Interface dataset entries:
•••••
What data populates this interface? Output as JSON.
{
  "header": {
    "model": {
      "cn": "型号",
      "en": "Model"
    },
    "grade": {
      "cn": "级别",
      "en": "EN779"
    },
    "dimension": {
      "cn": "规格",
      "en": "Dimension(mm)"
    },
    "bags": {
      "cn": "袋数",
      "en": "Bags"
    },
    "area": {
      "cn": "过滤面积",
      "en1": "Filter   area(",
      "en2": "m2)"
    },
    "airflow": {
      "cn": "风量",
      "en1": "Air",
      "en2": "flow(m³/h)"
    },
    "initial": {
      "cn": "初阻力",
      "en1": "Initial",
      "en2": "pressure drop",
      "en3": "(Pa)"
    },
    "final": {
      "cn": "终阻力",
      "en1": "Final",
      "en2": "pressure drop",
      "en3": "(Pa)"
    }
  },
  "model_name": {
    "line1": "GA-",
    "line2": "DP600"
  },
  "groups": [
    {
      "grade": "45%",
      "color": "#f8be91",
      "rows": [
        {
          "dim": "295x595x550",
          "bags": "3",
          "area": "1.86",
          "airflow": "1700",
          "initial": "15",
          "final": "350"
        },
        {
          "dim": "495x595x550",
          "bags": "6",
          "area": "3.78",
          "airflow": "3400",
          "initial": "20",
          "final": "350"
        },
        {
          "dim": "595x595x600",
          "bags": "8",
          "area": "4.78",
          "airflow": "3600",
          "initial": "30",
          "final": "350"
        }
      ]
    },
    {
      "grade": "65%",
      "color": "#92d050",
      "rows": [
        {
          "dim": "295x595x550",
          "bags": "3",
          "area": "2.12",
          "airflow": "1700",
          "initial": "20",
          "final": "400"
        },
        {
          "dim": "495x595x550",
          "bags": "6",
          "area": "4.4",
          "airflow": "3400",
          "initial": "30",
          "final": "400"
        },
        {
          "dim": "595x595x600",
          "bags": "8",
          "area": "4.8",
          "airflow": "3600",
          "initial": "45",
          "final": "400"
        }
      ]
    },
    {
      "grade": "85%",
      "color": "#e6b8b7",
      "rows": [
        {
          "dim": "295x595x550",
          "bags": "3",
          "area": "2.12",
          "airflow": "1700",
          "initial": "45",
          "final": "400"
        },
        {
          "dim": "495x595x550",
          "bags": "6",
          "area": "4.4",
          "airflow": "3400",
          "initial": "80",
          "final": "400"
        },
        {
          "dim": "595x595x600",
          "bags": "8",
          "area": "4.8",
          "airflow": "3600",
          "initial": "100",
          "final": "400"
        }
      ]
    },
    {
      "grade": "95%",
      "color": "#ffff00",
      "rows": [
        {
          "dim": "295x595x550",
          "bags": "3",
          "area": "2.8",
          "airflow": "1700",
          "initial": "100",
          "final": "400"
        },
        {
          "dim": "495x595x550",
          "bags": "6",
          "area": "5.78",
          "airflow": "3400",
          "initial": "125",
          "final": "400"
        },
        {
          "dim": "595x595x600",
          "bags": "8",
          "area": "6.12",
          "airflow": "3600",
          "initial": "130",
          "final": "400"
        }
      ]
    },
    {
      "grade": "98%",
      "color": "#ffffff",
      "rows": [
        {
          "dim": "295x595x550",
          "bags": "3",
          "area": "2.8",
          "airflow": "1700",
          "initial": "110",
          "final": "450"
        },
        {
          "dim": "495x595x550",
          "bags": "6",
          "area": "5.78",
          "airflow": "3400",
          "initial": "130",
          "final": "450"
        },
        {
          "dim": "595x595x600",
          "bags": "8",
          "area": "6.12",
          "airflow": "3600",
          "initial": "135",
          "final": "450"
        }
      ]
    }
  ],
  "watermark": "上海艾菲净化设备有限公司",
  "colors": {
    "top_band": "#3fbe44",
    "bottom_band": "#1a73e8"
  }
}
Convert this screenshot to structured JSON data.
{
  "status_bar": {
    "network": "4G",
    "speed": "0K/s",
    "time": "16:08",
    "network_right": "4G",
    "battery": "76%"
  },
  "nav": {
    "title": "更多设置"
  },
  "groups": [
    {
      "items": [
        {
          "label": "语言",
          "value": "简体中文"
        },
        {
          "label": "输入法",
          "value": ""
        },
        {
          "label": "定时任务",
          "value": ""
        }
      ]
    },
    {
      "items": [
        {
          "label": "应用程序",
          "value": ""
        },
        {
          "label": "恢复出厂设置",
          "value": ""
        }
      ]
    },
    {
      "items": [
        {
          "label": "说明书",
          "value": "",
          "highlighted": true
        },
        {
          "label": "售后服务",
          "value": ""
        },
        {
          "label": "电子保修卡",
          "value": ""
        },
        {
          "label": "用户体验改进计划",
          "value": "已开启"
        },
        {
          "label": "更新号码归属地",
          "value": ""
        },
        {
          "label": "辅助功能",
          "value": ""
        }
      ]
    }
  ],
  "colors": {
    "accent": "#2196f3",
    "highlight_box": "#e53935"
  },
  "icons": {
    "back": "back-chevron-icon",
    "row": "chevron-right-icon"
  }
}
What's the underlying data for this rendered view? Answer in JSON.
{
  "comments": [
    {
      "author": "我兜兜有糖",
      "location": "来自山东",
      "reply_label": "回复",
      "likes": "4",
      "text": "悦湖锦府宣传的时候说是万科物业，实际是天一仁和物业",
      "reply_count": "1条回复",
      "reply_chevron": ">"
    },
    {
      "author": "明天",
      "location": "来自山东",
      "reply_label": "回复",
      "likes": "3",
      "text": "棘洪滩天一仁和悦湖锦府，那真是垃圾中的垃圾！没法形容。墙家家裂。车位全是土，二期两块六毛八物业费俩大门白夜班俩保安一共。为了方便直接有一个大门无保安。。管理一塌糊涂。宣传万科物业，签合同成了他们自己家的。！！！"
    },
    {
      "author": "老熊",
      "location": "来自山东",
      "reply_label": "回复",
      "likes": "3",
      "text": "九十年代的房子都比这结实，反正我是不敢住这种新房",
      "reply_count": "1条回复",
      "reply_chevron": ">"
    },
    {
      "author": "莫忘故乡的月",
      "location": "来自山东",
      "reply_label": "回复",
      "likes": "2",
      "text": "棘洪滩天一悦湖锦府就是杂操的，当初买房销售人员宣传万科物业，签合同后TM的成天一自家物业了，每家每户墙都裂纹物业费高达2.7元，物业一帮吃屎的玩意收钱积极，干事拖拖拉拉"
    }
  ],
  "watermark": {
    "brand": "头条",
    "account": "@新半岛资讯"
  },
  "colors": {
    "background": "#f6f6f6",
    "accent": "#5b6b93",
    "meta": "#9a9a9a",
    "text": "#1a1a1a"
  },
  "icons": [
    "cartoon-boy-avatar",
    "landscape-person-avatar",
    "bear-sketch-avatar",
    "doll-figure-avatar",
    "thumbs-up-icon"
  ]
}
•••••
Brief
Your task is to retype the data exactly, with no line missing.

Task response
What data populates this interface? Output as JSON.
{
  "header": {
    "model": {
      "cn": "型号",
      "en": "Model"
    },
    "grade": {
      "cn": "级别",
      "en": "EN779"
    },
    "dimension": {
      "cn": "规格",
      "en": "Dimension(mm)"
    },
    "bags": {
      "cn": "袋数",
      "en": "Bags"
    },
    "area": {
      "cn": "过滤面积",
      "en1": "Filter   area(",
      "en2": "m2)"
    },
    "airflow": {
      "cn": "风量",
      "en1": "Air",
      "en2": "flow(m³/h)"
    },
    "initial": {
      "cn": "初阻力",
      "en1": "Initial",
      "en2": "pressure drop",
      "en3": "(Pa)"
    },
    "final": {
      "cn": "终阻力",
      "en1": "Final",
      "en2": "pressure drop",
      "en3": "(Pa)"
    }
  },
  "model_name": {
    "line1": "GA-",
    "line2": "DP600"
  },
  "groups": [
    {
      "grade": "45%",
      "color": "#f8be91",
      "rows": [
        {
          "dim": "295x595x550",
          "bags": "3",
          "area": "1.86",
          "airflow": "1700",
          "initial": "15",
          "final": "350"
        },
        {
          "dim": "495x595x550",
          "bags": "6",
          "area": "3.78",
          "airflow": "3400",
          "initial": "20",
          "final": "350"
        },
        {
          "dim": "595x595x600",
          "bags": "8",
          "area": "4.78",
          "airflow": "3600",
          "initial": "30",
          "final": "350"
        }
      ]
    },
    {
      "grade": "65%",
      "color": "#92d050",
      "rows": [
        {
          "dim": "295x595x550",
          "bags": "3",
          "area": "2.12",
          "airflow": "1700",
          "initial": "20",
          "final": "400"
        },
        {
          "dim": "495x595x550",
          "bags": "6",
          "area": "4.4",
          "airflow": "3400",
          "initial": "30",
          "final": "400"
        },
        {
          "dim": "595x595x600",
          "bags": "8",
          "area": "4.8",
          "airflow": "3600",
          "initial": "45",
          "final": "400"
        }
      ]
    },
    {
      "grade": "85%",
      "color": "#e6b8b7",
      "rows": [
        {
          "dim": "295x595x550",
          "bags": "3",
          "area": "2.12",
          "airflow": "1700",
          "initial": "45",
          "final": "400"
        },
        {
          "dim": "495x595x550",
          "bags": "6",
          "area": "4.4",
          "airflow": "3400",
          "initial": "80",
          "final": "400"
        },
        {
          "dim": "595x595x600",
          "bags": "8",
          "area": "4.8",
          "airflow": "3600",
          "initial": "100",
          "final": "400"
        }
      ]
    },
    {
      "grade": "95%",
      "color": "#ffff00",
      "rows": [
        {
          "dim": "295x595x550",
          "bags": "3",
          "area": "2.8",
          "airflow": "1700",
          "initial": "100",
          "final": "400"
        },
        {
          "dim": "495x595x550",
          "bags": "6",
          "area": "5.78",
          "airflow": "3400",
          "initial": "125",
          "final": "400"
        },
        {
          "dim": "595x595x600",
          "bags": "8",
          "area": "6.12",
          "airflow": "3600",
          "initial": "130",
          "final": "400"
        }
      ]
    },
    {
      "grade": "98%",
      "color": "#ffffff",
      "rows": [
        {
          "dim": "295x595x550",
          "bags": "3",
          "area": "2.8",
          "airflow": "1700",
          "initial": "110",
          "final": "450"
        },
        {
          "dim": "495x595x550",
          "bags": "6",
          "area": "5.78",
          "airflow": "3400",
          "initial": "130",
          "final": "450"
        },
        {
          "dim": "595x595x600",
          "bags": "8",
          "area": "6.12",
          "airflow": "3600",
          "initial": "135",
          "final": "450"
        }
      ]
    }
  ],
  "watermark": "上海艾菲净化设备有限公司",
  "colors": {
    "top_band": "#3fbe44",
    "bottom_band": "#1a73e8"
  }
}
Convert this screenshot to structured JSON data.
{
  "status_bar": {
    "network": "4G",
    "speed": "0K/s",
    "time": "16:08",
    "network_right": "4G",
    "battery": "76%"
  },
  "nav": {
    "title": "更多设置"
  },
  "groups": [
    {
      "items": [
        {
          "label": "语言",
          "value": "简体中文"
        },
        {
          "label": "输入法",
          "value": ""
        },
        {
          "label": "定时任务",
          "value": ""
        }
      ]
    },
    {
      "items": [
        {
          "label": "应用程序",
          "value": ""
        },
        {
          "label": "恢复出厂设置",
          "value": ""
        }
      ]
    },
    {
      "items": [
        {
          "label": "说明书",
          "value": "",
          "highlighted": true
        },
        {
          "label": "售后服务",
          "value": ""
        },
        {
          "label": "电子保修卡",
          "value": ""
        },
        {
          "label": "用户体验改进计划",
          "value": "已开启"
        },
        {
          "label": "更新号码归属地",
          "value": ""
        },
        {
          "label": "辅助功能",
          "value": ""
        }
      ]
    }
  ],
  "colors": {
    "accent": "#2196f3",
    "highlight_box": "#e53935"
  },
  "icons": {
    "back": "back-chevron-icon",
    "row": "chevron-right-icon"
  }
}
What's the underlying data for this rendered view? Answer in JSON.
{
  "comments": [
    {
      "author": "我兜兜有糖",
      "location": "来自山东",
      "reply_label": "回复",
      "likes": "4",
      "text": "悦湖锦府宣传的时候说是万科物业，实际是天一仁和物业",
      "reply_count": "1条回复",
      "reply_chevron": ">"
    },
    {
      "author": "明天",
      "location": "来自山东",
      "reply_label": "回复",
      "likes": "3",
      "text": "棘洪滩天一仁和悦湖锦府，那真是垃圾中的垃圾！没法形容。墙家家裂。车位全是土，二期两块六毛八物业费俩大门白夜班俩保安一共。为了方便直接有一个大门无保安。。管理一塌糊涂。宣传万科物业，签合同成了他们自己家的。！！！"
    },
    {
      "author": "老熊",
      "location": "来自山东",
      "reply_label": "回复",
      "likes": "3",
      "text": "九十年代的房子都比这结实，反正我是不敢住这种新房",
      "reply_count": "1条回复",
      "reply_chevron": ">"
    },
    {
      "author": "莫忘故乡的月",
      "location": "来自山东",
      "reply_label": "回复",
      "likes": "2",
      "text": "棘洪滩天一悦湖锦府就是杂操的，当初买房销售人员宣传万科物业，签合同后TM的成天一自家物业了，每家每户墙都裂纹物业费高达2.7元，物业一帮吃屎的玩意收钱积极，干事拖拖拉拉"
    }
  ],
  "watermark": {
    "brand": "头条",
    "account": "@新半岛资讯"
  },
  "colors": {
    "background": "#f6f6f6",
    "accent": "#5b6b93",
    "meta": "#9a9a9a",
    "text": "#1a1a1a"
  },
  "icons": [
    "cartoon-boy-avatar",
    "landscape-person-avatar",
    "bear-sketch-avatar",
    "doll-figure-avatar",
    "thumbs-up-icon"
  ]
}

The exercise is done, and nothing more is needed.